In the Civil War era, Bethel AME served an important role on the Underground Railroad. The congregation offers a dramatization called “Living the Experience,” which details events like the Christiana Riot from the perspective of people who lived through it.

A local plaque explains the role of Robert Boston, a Black barber, in helping local abolitionists keep escapees on the Underground Railroad from being captured. Boston went on to become a pastor. In 1870, when the 15th Amendment was passed granting African American men the right to vote, he led a march from Bethel through town to the Musser Mansion in celebration at the request of the Equal Rights League.

He proposed an unsuccessful resolution, in August of that year, that Black men should vote for the Republican party if the party served them in protest of President Andrew Johnson.

Click to enlarge. (Source: Historical Marker Database)

Connecting the past to the present

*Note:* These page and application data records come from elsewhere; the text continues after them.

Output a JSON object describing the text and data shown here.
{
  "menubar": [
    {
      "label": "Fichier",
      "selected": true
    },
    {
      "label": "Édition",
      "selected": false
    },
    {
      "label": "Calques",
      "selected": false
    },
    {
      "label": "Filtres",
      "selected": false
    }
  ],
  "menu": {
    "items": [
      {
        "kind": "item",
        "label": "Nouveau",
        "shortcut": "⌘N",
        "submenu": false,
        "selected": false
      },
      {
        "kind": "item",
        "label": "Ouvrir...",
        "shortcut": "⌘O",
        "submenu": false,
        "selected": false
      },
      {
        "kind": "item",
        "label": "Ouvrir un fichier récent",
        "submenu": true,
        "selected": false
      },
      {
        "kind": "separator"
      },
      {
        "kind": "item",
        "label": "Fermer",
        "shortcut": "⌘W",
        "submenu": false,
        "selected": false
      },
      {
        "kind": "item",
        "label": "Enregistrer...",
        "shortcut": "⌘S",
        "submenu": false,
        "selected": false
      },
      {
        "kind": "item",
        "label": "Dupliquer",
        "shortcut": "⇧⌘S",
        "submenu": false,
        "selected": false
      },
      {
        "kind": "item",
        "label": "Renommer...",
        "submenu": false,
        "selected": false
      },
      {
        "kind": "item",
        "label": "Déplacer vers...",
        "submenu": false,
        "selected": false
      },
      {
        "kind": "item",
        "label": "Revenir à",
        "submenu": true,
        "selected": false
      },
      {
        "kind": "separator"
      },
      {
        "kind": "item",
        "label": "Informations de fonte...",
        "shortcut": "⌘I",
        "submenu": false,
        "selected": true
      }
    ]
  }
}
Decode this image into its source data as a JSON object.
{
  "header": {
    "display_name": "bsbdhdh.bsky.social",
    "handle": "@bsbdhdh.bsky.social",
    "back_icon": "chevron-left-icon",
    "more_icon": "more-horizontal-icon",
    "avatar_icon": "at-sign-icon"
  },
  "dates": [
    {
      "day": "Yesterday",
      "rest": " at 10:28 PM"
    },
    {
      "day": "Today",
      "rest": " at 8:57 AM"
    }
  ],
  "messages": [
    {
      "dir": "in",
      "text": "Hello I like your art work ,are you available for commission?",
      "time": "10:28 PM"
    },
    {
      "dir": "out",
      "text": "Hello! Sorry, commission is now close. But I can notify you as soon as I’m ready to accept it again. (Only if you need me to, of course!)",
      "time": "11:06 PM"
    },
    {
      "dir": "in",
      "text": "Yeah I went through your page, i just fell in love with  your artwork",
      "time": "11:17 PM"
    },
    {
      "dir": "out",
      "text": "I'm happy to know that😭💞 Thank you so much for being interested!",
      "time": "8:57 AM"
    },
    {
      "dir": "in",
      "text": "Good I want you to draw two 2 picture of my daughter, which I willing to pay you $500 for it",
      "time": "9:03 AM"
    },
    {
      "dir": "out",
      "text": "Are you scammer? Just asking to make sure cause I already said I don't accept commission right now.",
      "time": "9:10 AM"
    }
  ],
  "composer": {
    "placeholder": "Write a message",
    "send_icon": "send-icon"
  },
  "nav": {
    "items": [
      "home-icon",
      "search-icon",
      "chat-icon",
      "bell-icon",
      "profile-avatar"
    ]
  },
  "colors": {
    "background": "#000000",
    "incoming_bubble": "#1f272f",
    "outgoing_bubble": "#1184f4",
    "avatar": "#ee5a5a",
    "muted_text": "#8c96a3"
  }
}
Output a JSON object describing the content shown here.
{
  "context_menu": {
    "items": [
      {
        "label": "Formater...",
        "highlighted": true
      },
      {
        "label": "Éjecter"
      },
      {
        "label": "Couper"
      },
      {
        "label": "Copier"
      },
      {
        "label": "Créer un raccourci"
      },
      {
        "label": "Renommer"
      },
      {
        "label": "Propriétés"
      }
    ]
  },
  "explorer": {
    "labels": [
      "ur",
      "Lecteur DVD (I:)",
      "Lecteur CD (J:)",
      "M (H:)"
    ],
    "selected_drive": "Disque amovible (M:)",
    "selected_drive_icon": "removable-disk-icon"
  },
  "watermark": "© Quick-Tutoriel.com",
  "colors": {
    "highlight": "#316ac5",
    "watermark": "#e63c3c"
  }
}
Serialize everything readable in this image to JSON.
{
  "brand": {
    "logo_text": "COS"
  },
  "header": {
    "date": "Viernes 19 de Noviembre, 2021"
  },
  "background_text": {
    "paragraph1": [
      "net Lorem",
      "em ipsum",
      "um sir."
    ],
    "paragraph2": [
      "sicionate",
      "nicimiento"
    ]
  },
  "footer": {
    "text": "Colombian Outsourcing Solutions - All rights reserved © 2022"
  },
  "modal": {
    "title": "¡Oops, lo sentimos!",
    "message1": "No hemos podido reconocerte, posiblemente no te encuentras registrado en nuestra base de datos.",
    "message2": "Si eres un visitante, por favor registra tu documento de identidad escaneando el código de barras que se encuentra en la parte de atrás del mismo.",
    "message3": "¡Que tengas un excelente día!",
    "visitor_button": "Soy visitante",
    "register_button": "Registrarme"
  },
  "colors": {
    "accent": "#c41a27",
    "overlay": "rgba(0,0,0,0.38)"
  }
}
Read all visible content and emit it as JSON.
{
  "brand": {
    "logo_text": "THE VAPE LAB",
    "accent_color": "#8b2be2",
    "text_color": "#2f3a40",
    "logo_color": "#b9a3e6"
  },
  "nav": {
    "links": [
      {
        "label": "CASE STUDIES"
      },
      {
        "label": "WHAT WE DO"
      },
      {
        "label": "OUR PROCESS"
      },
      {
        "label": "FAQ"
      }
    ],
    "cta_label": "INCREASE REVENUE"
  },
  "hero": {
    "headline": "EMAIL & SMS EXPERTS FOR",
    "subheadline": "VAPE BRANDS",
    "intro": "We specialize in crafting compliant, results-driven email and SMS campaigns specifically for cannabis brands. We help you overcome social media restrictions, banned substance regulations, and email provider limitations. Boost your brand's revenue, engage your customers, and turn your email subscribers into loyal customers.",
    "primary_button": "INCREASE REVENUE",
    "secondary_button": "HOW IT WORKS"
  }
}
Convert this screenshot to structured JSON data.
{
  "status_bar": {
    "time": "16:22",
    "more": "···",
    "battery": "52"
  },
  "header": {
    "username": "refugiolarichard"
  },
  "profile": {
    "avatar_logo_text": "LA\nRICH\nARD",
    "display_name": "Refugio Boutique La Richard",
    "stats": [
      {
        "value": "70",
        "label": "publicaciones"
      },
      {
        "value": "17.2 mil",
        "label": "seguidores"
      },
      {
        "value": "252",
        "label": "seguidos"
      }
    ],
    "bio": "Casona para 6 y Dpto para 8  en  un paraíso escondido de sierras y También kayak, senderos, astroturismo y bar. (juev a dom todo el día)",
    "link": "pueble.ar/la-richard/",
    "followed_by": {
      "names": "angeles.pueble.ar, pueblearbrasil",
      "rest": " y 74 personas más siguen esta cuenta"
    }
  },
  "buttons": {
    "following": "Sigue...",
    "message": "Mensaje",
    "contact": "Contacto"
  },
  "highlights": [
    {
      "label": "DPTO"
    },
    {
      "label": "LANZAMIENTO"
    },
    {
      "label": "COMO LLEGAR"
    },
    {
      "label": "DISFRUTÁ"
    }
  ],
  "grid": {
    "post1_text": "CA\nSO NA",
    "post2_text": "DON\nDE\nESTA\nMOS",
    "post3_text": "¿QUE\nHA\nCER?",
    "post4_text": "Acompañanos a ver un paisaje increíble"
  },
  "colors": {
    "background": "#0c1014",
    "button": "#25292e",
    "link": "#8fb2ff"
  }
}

When thinking about Black History Month, it’s “important to remember the struggle that is still going on,” Hopkins said. “There are local histories that still need to be discovered and appreciated.”

For example, Hopkins believes that “every schoolkid in Lancaster County” should know about William Whiffer and Steven Smith, who were wealthy local entrepreneurs and philanthropists who helped fugitives escape slavery.

Smith, in particular, was remarkable: He was a former indentured servant who bought his and his wife’s freedom and bought the lumber yard that he managed, which was turning annual profits of $50,000 in the 1850s under his supervision.

“Black history is American history,” said Hopkins. “And when you suppress part of your population, you’re actually hurting the whole population. That’s the lesson to be learned from Black History Month: Perseverance and resilience.”